The big deal about the start of winter quarter, though, is that it seems that nearly everybody is trying to figure out plans for the summer. This is probably also the peak time for people to express their frustration with the limitations of career services. A sentiment that I often hear (most recently expressed in a Maroon editorial) is that career services resources for students seeking jobs in industries besides finance and consulting should be augmented considerably. As part of the very substantial fraction of the student population looking into options besides business, I too would like University-provided job listings to be more in line with my interests and qualifications. However, I also think that students may be seeking change in the wrong places.
I don’t believe CAPS is willfully ignoring students’ wishes. It’s important to examine the possible explanations for why finance and consulting offerings are so much broader compared to other sectors. The listings may simply be a reflection of the entry-level job market for college graduates. Traditional journalism, for example, is not a field experiencing blistering growth right now. Moreover, it seems to me that other professions are structured in such a way that it is impractical for them to practice business-style recruitment. First, finance and consulting firms have relatively high and predictable turnover rates. Every year, they are going to have to train a new cohort of people who will start their jobs at around the same time. They can synchronize their hiring schedules with those of students since so many of their new hires will have just come out of school. In contrast, firms with fewer resources will probably want to avoid having a large number of jobs open up on an annual basis because it’s expensive to look for and train new employees frequently.

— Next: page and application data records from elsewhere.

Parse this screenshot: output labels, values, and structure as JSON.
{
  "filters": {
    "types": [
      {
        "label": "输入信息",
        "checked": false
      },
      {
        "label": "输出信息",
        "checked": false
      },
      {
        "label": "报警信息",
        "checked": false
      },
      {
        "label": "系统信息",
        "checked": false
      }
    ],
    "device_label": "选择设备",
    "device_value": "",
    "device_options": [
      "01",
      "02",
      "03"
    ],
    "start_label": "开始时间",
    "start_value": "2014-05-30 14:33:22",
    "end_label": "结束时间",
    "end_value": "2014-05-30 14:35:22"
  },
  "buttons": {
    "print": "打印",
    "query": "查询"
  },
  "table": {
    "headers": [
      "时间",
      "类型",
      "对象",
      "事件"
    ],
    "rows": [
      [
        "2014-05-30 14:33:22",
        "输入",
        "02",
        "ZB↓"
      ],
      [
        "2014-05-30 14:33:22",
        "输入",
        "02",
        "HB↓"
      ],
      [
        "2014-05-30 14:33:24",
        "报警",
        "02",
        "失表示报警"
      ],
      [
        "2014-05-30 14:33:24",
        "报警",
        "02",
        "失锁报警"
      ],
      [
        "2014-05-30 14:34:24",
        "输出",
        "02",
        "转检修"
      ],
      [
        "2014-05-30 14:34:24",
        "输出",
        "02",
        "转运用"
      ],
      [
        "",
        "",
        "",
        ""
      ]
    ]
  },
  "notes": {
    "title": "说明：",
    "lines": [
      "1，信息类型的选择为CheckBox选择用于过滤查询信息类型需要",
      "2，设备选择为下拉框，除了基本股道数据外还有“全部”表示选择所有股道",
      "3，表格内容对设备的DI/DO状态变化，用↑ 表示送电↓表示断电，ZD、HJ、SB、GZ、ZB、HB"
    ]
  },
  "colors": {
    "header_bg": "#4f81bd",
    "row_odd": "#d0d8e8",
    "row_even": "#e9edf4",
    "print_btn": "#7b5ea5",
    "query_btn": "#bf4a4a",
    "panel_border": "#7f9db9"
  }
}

It also takes time and money for organizations to recruit college students. I will venture a guess that organizations that do not pay their interns are not going to have the infrastructure in place to hold on-campus events at many different colleges. Furthermore, it is most worthwhile to recruit at the colleges where one’s organization expects to hire a relatively large number of students. That’s why it makes more sense for engineering firms to devote more resources to scoping out University of Illinois students than University of Chicago students, even though the University of Chicago has certainly graduated students who went on to work as engineers. Likewise, University of Chicago students are probably going to get more exposure to firms with a strong alumni presence, in part because such firms know that University of Chicago students want to work for them. Universities and their students’ top employers have a mutual relationship. The schools provide the talent, and the employers provide the jobs. CAPS isn’t perfect, but it also cannot control many of the factors that influence employers’ hiring practices.
To be honest, I think a lot of the complaints directed at CAPS are really expressions of frustration with what contemporary American society values. While I believe that finance and consulting firms are useful, I would prefer for people not to feel that they are being pushed into those sectors. The contributions that public service, nonprofits, and creative professions have made to society are certainly not inferior to those made by finance and consulting. Yet it’s the first three fields that are making a lot more headlines for shedding jobs and freezing paychecks. Unfortunately, I suspect that altering societal priorities is not a part of the job description for the CAPS staff.
Jane Huang is a second-year in the College.